Jeremy Jaech is one of Seattle’s most accomplished entrepreneurs. So, when we learned that the founder of Aldus and Visio, had left his current CEO gig at Verdiem, we had to find out more of what was in store for him. Turns out Jaech has been spending quite a bit of time kicking around the computer science department of his alma mater, The University of Washington. And what exactly is he looking to do?
Well, Jaech says that he’s not quite sure yet. But he’s certain about one thing:
“I wanted to get back to the early-stage stuff,” Jaech tells GeekWire.
At this point, Jaech doesn’t have a specific idea of what he wants to build. He has been spending time with UW computer science professor Shwetak Patel, an accomplished engineer and entrepreneur who is currently working on new sensing technologies and energy monitoring applications for the home.
He’s spending about half of his time at the UW, and will likely set up an office on campus. The rest of his time involves serving on boards (Doyenz, Trumba, Cozi, Technology Alliance and the National Park Foundation).
At 56, Jaech said he’s at a point in his professional career where he wanted to build something new that could “shake up a traditional market.”
“I am always looking for disruptive platforms that can create opportunities for a class of companies,” said Jaech. “I want to get back to the bleeding edge.”
Jaech’s track record of success has been pretty remarkable, though his last two pursuits weren’t the home runs that he’d experienced earlier in his career. The former Boeing software developer co-founded Aldus in 1984, a company that sold to Adobe for $500 million in 1994. He also founded Visio, a graphics and diagramming software company that sold to Microsoft for $1.3 billion in 2000.

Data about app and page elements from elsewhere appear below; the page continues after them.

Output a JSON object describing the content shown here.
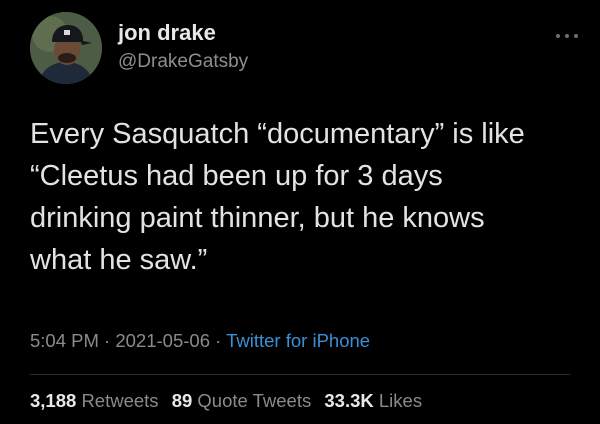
{
  "author": {
    "display_name": "jon drake",
    "handle": "@DrakeGatsby",
    "avatar_icon": "avatar-icon"
  },
  "tweet": {
    "lines": [
      "Every Sasquatch “documentary” is like",
      "“Cleetus had been up for 3 days",
      "drinking paint thinner, but he knows",
      "what he saw.”"
    ]
  },
  "meta": {
    "time": "5:04 PM",
    "separator": " · ",
    "date": "2021-05-06",
    "source": "Twitter for iPhone"
  },
  "stats": {
    "retweets_count": "3,188",
    "retweets_label": "Retweets",
    "quotes_count": "89",
    "quotes_label": "Quote Tweets",
    "likes_count": "33.3K",
    "likes_label": "Likes"
  },
  "colors": {
    "background": "#000000",
    "link": "#3a8fd6",
    "muted": "#8a8a8a"
  }
}
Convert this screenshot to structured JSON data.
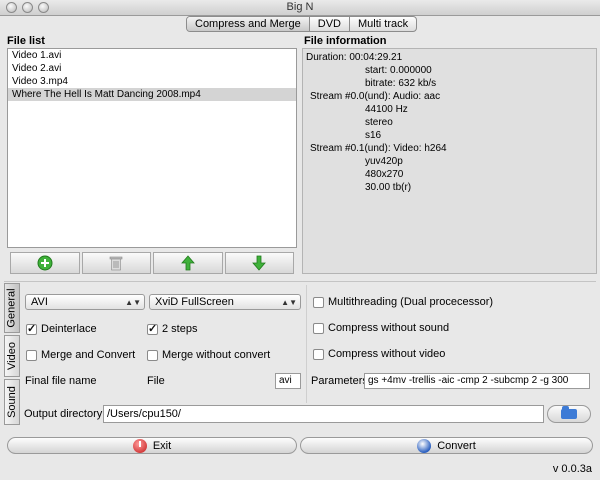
{
  "window": {
    "title": "Big N"
  },
  "tabs": [
    "Compress and Merge",
    "DVD",
    "Multi track"
  ],
  "file_list": {
    "label": "File list",
    "items": [
      "Video 1.avi",
      "Video 2.avi",
      "Video 3.mp4",
      "Where The Hell Is Matt Dancing 2008.mp4"
    ],
    "selected_index": 3
  },
  "file_info": {
    "label": "File information",
    "lines": [
      "Duration: 00:04:29.21",
      "start: 0.000000",
      "bitrate: 632 kb/s",
      "Stream #0.0(und): Audio: aac",
      "44100 Hz",
      "stereo",
      "s16",
      "Stream #0.1(und): Video: h264",
      "yuv420p",
      "480x270",
      "30.00 tb(r)"
    ]
  },
  "side_tabs": [
    "General",
    "Video",
    "Sound"
  ],
  "general": {
    "container_value": "AVI",
    "preset_value": "XviD FullScreen",
    "deinterlace_label": "Deinterlace",
    "deinterlace_checked": true,
    "two_steps_label": "2 steps",
    "two_steps_checked": true,
    "merge_convert_label": "Merge and Convert",
    "merge_convert_checked": false,
    "merge_no_convert_label": "Merge without convert",
    "merge_no_convert_checked": false,
    "final_name_label": "Final file name",
    "final_name_value": "File",
    "extension_value": "avi"
  },
  "options": {
    "multithreading_label": "Multithreading (Dual procecessor)",
    "no_sound_label": "Compress without sound",
    "no_video_label": "Compress without video",
    "parameters_label": "Parameters",
    "parameters_value": "gs +4mv -trellis -aic -cmp 2 -subcmp 2 -g 300"
  },
  "output": {
    "label": "Output directory",
    "value": "/Users/cpu150/"
  },
  "buttons": {
    "exit": "Exit",
    "convert": "Convert"
  },
  "version": "v 0.0.3a",
  "icons": {
    "add": "plus-circle-icon",
    "remove": "trash-icon",
    "up": "green-arrow-up-icon",
    "down": "green-arrow-down-icon",
    "browse": "folder-icon"
  },
  "colors": {
    "accent_green": "#3fb13a",
    "exit_red": "#c21818",
    "convert_blue": "#2a5fc0"
  }
}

More he recently, he founded Trumba, an online calendering startup. And then he jumped to the CEO post at Verdiem.
Jaech said he had never before stepped into a CEO role at an existing company, an experience which he said was challenging. When he joined, the company was burning about a $1 million a month in cash. He left the company at cash flow break even.
He departed Verdiem on good terms, actually recruiting his successor, John Scumniotales.
While getting Verdiem to cash flow break even was certainly an accomplishment, the Richland native said he’s most excited about creating something from scratch.
I guess it’s just hard to take the entrepreneurial fire out of some folks.
John Cook is co-founder of GeekWire, a Seattle tech news site. Follow on Twitter: @geekwirenews.
[Jaech photo via the Technology Alliance]